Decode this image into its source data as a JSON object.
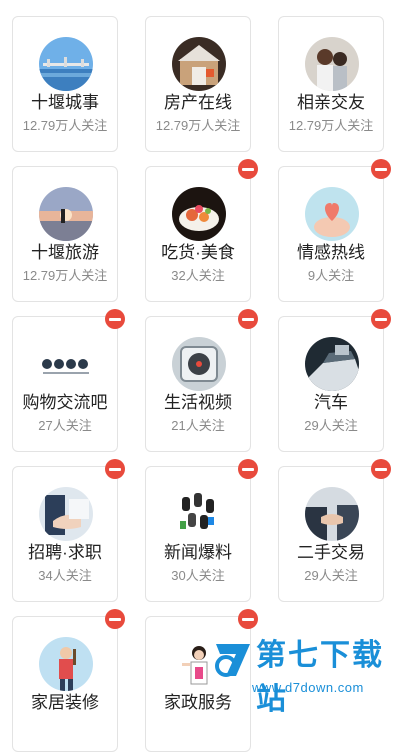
{
  "cards": [
    {
      "name": "十堰城事",
      "followers": "12.79万人关注",
      "removable": false,
      "icon": "bridge-photo-icon"
    },
    {
      "name": "房产在线",
      "followers": "12.79万人关注",
      "removable": false,
      "icon": "house-model-photo-icon"
    },
    {
      "name": "相亲交友",
      "followers": "12.79万人关注",
      "removable": false,
      "icon": "couple-photo-icon"
    },
    {
      "name": "十堰旅游",
      "followers": "12.79万人关注",
      "removable": false,
      "icon": "beach-runner-photo-icon"
    },
    {
      "name": "吃货·美食",
      "followers": "32人关注",
      "removable": true,
      "icon": "food-photo-icon"
    },
    {
      "name": "情感热线",
      "followers": "9人关注",
      "removable": true,
      "icon": "heart-hands-photo-icon"
    },
    {
      "name": "购物交流吧",
      "followers": "27人关注",
      "removable": true,
      "icon": "shopping-logo-icon"
    },
    {
      "name": "生活视频",
      "followers": "21人关注",
      "removable": true,
      "icon": "video-disc-icon"
    },
    {
      "name": "汽车",
      "followers": "29人关注",
      "removable": true,
      "icon": "car-photo-icon"
    },
    {
      "name": "招聘·求职",
      "followers": "34人关注",
      "removable": true,
      "icon": "handshake-photo-icon"
    },
    {
      "name": "新闻爆料",
      "followers": "30人关注",
      "removable": true,
      "icon": "microphones-photo-icon"
    },
    {
      "name": "二手交易",
      "followers": "29人关注",
      "removable": true,
      "icon": "business-handshake-photo-icon"
    },
    {
      "name": "家居装修",
      "followers": "",
      "removable": true,
      "icon": "painter-photo-icon"
    },
    {
      "name": "家政服务",
      "followers": "",
      "removable": true,
      "icon": "housekeeper-photo-icon"
    }
  ],
  "watermark": {
    "title": "第七下载站",
    "url": "www.d7down.com"
  },
  "colors": {
    "remove_badge": "#e84a3c",
    "card_border": "#e3e3e3",
    "name_text": "#222222",
    "followers_text": "#8a8a8a",
    "watermark": "#1a8fd8"
  }
}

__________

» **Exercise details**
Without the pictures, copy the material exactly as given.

» **Exercise answer**
Decode this image into its source data as a JSON object.
{
  "cards": [
    {
      "name": "十堰城事",
      "followers": "12.79万人关注",
      "removable": false,
      "icon": "bridge-photo-icon"
    },
    {
      "name": "房产在线",
      "followers": "12.79万人关注",
      "removable": false,
      "icon": "house-model-photo-icon"
    },
    {
      "name": "相亲交友",
      "followers": "12.79万人关注",
      "removable": false,
      "icon": "couple-photo-icon"
    },
    {
      "name": "十堰旅游",
      "followers": "12.79万人关注",
      "removable": false,
      "icon": "beach-runner-photo-icon"
    },
    {
      "name": "吃货·美食",
      "followers": "32人关注",
      "removable": true,
      "icon": "food-photo-icon"
    },
    {
      "name": "情感热线",
      "followers": "9人关注",
      "removable": true,
      "icon": "heart-hands-photo-icon"
    },
    {
      "name": "购物交流吧",
      "followers": "27人关注",
      "removable": true,
      "icon": "shopping-logo-icon"
    },
    {
      "name": "生活视频",
      "followers": "21人关注",
      "removable": true,
      "icon": "video-disc-icon"
    },
    {
      "name": "汽车",
      "followers": "29人关注",
      "removable": true,
      "icon": "car-photo-icon"
    },
    {
      "name": "招聘·求职",
      "followers": "34人关注",
      "removable": true,
      "icon": "handshake-photo-icon"
    },
    {
      "name": "新闻爆料",
      "followers": "30人关注",
      "removable": true,
      "icon": "microphones-photo-icon"
    },
    {
      "name": "二手交易",
      "followers": "29人关注",
      "removable": true,
      "icon": "business-handshake-photo-icon"
    },
    {
      "name": "家居装修",
      "followers": "",
      "removable": true,
      "icon": "painter-photo-icon"
    },
    {
      "name": "家政服务",
      "followers": "",
      "removable": true,
      "icon": "housekeeper-photo-icon"
    }
  ],
  "watermark": {
    "title": "第七下载站",
    "url": "www.d7down.com"
  },
  "colors": {
    "remove_badge": "#e84a3c",
    "card_border": "#e3e3e3",
    "name_text": "#222222",
    "followers_text": "#8a8a8a",
    "watermark": "#1a8fd8"
  }
}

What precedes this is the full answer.